PHILADELPIA STARS 1938
The ’38 Stars were mediocre - except for the cap they wore (a Negro League Classic) and their 3rd baseman, HOF manager, Jud Wilson. Been great to have a colored photo of Boojum, they called him that because the sound his hits made bouncing off outfield walls, but in those days it was all black and white. As a child I remember the saying, “house angel, street devil.” That was Jud , sweet on the street but between the chalk watch out: a nasty reputation for arguing almost every call, wrongfully accused of hitting an umpire, it took three policemen to subdue him with nightsticks and haul him to jail. At third he was OK, wide shouldered and bowl-legged and using his chest to stop hard-hit balls. But at the plate, the hardest hitter in Negro baseball. Batting left-handed, “hit Lefty Grove like Grove came off the sandlots,” a career batting average of .351 in the Negro leagues, above .370 in winter leagues, .353 barnstorming against MLB pitchers, .300 in 16 seasons and over .400 four times.
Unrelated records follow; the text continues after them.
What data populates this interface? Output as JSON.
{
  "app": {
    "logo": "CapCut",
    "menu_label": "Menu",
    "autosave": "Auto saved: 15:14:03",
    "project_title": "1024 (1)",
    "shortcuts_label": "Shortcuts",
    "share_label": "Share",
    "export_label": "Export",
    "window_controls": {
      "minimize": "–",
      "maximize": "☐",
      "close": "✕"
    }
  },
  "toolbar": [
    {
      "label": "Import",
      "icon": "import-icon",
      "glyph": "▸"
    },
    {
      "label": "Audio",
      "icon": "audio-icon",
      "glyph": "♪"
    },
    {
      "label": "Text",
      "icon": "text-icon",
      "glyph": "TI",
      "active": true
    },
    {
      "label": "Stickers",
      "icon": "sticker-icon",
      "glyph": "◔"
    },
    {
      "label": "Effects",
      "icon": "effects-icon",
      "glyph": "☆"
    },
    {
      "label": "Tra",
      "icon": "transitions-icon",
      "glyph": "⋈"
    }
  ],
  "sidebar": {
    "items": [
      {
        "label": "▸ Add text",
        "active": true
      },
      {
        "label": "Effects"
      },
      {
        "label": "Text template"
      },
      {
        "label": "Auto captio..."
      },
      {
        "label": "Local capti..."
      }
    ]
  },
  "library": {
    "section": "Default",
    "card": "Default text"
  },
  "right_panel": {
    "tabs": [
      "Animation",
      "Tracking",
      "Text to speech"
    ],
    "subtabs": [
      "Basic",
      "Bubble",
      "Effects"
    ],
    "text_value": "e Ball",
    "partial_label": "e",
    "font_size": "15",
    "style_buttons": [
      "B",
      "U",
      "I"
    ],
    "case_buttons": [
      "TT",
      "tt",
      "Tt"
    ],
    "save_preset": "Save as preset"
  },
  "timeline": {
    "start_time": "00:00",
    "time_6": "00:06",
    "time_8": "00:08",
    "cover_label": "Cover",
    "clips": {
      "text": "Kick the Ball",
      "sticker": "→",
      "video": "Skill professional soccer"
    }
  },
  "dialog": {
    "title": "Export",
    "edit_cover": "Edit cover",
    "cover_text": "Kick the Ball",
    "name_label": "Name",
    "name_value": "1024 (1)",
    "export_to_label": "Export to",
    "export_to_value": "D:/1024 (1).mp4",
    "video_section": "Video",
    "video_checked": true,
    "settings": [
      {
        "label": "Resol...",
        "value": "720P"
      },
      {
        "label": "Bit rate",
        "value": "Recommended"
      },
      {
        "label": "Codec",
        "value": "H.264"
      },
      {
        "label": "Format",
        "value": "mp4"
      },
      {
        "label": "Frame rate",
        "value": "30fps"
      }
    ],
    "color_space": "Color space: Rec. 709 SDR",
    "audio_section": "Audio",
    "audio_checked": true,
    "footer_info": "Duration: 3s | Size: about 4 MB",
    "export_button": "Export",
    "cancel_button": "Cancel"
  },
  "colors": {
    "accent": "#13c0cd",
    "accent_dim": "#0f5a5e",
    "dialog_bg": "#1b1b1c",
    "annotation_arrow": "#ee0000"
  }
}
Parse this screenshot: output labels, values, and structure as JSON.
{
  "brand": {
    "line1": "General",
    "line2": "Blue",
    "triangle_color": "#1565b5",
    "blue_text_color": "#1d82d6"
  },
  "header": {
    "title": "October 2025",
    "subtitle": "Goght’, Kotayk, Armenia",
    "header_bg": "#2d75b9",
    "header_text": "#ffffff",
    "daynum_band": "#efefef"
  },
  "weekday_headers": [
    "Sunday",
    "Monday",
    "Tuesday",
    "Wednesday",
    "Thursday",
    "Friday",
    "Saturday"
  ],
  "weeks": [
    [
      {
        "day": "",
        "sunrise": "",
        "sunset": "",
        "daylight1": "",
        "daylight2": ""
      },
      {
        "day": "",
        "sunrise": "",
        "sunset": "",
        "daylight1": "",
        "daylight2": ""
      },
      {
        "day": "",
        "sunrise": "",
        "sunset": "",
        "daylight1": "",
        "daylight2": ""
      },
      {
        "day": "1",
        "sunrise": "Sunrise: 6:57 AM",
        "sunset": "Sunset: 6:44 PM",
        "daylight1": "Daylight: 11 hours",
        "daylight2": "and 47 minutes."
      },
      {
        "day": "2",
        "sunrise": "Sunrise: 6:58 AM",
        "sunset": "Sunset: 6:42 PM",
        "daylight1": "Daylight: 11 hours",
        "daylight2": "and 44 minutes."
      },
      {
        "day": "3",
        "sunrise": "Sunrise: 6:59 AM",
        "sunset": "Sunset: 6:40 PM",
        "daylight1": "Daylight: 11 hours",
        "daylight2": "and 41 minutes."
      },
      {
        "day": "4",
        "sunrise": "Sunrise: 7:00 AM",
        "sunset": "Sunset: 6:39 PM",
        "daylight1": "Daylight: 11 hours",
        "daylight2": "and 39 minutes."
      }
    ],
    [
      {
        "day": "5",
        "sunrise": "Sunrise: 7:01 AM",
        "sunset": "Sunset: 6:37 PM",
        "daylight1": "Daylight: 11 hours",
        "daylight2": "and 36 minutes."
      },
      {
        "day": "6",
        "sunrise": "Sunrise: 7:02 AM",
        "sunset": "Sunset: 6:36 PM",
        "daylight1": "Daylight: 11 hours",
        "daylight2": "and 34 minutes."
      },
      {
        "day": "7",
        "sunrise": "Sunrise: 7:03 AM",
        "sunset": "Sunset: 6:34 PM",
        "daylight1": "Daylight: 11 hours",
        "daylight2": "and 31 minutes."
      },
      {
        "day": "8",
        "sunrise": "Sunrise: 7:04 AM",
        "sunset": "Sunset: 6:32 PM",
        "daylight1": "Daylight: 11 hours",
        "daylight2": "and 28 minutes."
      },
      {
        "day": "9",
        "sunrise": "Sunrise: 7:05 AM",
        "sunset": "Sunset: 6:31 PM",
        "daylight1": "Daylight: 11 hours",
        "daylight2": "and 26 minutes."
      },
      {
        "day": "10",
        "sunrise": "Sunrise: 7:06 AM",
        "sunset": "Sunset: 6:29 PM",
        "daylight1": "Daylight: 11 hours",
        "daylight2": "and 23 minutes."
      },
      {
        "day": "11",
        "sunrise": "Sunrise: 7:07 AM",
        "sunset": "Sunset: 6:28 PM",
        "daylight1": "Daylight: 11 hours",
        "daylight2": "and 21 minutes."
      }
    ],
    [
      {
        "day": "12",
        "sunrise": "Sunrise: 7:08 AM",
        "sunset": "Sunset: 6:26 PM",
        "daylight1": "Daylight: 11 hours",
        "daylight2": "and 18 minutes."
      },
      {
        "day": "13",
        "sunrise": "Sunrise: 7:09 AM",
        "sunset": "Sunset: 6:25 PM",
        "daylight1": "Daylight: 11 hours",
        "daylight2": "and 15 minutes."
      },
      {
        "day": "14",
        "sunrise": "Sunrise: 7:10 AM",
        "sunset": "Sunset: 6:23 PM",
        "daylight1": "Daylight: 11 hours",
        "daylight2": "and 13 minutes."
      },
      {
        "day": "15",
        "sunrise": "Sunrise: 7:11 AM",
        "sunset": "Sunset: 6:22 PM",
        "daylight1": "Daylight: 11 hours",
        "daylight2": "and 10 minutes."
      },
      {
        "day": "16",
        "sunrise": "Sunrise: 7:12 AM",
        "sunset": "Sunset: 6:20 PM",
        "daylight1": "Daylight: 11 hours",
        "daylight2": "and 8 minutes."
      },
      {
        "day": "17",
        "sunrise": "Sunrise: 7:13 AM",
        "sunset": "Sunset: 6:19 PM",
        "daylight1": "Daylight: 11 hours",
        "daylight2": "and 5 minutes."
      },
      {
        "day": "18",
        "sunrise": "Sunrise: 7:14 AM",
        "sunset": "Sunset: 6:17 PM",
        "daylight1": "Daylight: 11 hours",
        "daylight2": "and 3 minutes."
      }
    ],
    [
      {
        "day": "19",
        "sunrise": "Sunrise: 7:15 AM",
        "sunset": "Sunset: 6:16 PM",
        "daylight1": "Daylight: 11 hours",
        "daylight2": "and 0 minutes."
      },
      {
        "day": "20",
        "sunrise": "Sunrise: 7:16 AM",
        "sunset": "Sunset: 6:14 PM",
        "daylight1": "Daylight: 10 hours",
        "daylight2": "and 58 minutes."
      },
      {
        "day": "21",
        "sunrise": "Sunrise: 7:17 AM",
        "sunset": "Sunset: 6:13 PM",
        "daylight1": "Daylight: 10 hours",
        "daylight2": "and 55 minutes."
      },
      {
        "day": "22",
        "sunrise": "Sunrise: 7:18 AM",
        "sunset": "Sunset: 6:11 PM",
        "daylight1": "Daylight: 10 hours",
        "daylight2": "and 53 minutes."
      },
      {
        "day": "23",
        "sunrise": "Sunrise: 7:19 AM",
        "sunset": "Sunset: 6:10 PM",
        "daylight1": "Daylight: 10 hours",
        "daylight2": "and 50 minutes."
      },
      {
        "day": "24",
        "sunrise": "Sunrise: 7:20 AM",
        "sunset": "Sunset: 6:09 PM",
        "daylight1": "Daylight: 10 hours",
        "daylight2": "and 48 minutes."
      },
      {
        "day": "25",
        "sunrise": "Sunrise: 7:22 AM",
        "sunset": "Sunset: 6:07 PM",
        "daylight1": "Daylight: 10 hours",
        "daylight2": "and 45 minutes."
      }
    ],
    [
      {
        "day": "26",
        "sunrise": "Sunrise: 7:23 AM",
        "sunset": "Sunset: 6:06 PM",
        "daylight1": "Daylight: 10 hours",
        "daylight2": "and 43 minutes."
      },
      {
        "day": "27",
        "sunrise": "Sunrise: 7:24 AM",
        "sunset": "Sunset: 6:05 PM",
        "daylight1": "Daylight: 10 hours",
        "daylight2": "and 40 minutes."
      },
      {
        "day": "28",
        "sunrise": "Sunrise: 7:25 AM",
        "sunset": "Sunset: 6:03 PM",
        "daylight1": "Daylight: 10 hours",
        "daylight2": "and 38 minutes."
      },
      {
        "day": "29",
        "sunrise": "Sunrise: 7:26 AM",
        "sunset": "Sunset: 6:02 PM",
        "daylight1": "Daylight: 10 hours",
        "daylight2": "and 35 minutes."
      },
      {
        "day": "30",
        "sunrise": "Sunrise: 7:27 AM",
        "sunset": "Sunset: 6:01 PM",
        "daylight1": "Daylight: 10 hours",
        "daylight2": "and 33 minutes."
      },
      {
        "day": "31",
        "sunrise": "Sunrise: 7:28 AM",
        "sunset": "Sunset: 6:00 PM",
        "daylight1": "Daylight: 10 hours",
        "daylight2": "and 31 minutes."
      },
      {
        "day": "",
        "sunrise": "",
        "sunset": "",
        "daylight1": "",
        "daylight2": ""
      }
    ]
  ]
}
At the age of 49, Boojum hit two triples in one game, and hit .288 at 51 years of age. Our cap’s off to you Jud Wilson.